“Is Apple saying no? I hope they’ll say no, but their technology won’t say no.”
Tech companies including Microsoft, Google, Facebook and others have for years been sharing digital fingerprints of known child sexual abuse images. Apple used these files to scan user files stored in its iCloud service, which are not as securely encrypted as the data on the device, for child pornography.
Apple has been under government pressure for years to allow increased monitoring of encrypted data.
Introducing new security measures requires Apple to strike a delicate balance between suppressing child exploitation while maintaining its high-level commitment to protecting the privacy of its users.
But the frustrated Electronic Frontier Foundation, the pioneer of online civil liberties, called Apple’s settlement of privacy protections a “shocking shift for users who have relied on the company’s leadership in privacy and security.”
Meanwhile, the computer scientist who invented PhotoDNA more than a decade ago, the technology used by law enforcement to identify child pornography on the Internet, acknowledged the potential for abuse in Apple’s system, but said it far outweighs the imperative to combat child sexual abuse.
I haven’t seen “this kind of creepy task,” said Hani Farid, a researcher at the University of California, Berkeley, who argues that a lot of other software designed to secure devices from various threats.
For example, WhatsApp provides users with end-to-end encryption to protect their privacy, but it also uses a system to detect malware and warn users against clicking on malicious links.
Apple was one of the first major companies to adopt “end-to-end encryption,” in which messages are shuffled so that only senders and recipients can read them. However, law enforcement has long pressured the company to access that information in order to investigate crimes such as terrorism or child sexual exploitation.
Apple said the latest changes will be introduced this year as part of its driver updates for the iPhone, Mac and Apple Watch.

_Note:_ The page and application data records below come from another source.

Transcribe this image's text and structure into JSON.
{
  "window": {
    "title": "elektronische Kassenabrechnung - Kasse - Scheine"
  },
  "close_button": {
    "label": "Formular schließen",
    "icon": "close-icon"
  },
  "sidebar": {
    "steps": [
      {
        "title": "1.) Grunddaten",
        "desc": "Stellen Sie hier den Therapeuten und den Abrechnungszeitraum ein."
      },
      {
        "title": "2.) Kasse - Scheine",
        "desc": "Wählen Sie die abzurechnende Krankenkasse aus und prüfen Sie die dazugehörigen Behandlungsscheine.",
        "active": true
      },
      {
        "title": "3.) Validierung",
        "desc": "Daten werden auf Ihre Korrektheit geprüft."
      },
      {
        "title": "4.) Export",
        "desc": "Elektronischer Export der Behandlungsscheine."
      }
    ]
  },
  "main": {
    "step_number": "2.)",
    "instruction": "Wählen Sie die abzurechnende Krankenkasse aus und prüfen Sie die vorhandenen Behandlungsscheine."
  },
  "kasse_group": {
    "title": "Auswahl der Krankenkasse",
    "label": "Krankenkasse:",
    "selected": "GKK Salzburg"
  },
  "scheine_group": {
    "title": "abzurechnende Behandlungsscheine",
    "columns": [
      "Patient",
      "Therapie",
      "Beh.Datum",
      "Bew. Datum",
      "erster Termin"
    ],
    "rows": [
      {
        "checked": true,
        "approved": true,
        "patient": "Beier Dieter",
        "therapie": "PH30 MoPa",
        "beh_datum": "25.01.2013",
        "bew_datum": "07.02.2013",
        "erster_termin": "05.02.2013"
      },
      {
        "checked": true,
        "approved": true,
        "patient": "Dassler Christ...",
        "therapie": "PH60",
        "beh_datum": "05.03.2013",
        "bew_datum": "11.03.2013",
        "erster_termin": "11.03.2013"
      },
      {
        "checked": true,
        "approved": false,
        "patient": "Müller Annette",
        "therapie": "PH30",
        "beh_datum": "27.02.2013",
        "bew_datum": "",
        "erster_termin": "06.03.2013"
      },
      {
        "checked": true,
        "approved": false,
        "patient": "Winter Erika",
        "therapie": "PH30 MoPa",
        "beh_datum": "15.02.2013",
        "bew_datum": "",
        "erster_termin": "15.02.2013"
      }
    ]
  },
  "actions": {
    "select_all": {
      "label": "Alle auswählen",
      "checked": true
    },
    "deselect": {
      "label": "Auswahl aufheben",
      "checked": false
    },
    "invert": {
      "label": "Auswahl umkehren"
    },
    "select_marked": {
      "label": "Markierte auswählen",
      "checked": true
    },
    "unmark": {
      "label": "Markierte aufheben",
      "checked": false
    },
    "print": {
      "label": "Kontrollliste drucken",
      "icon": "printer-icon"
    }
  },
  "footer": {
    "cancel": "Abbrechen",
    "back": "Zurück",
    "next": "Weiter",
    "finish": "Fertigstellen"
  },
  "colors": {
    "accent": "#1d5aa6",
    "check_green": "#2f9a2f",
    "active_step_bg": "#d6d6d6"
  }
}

“Apple’s expanded protections for children are a game changer,” John Clark, president and CEO of the National Center for Missing and Exploited Children, said in a statement. “Because there are so many people using Apple products, these new safety measures have the potential to save children’s lives.”
Julia Cordua, CEO of Thorn, said Apple’s technology balances “the need for privacy and digital security for children.” Thorn, a nonprofit founded by Demi Moore and Ashton Kutcher, uses technology to help protect children from sexual abuse by identifying victims and working with tech platforms.
But in stinging criticism, the Washington-based nonprofit Center for Democracy and Technology called on Apple to abandon changes it said effectively destroy the company’s guarantee of “end-to-end encryption.”
She added that screening messages for sexually explicit content on phones or computers effectively breaks security.
The organization also questioned Apple’s technology to distinguish between dangerous content and something tame like art or a meme. CDT said in an email statement that such technologies are known to be error-prone. Apple denies the changes are a backdoor to its encryption. It says that they are carefully considered innovations that do not disturb user privacy, but rather protect it strongly.
Separately, Apple said its messaging app will use on-device machine learning to identify and blur sexually explicit images on children’s phones, and can even warn parents of young children via text messages. It also said its software would “interfere” when users try to search for topics related to child sexual abuse.
To receive warnings about sexually explicit images on their children’s devices, parents will have to register their children’s phone. Children over the age of 13 can opt out, which means parents of teens will not receive notifications.
Apple said neither feature would compromise the security of private communications or notify police.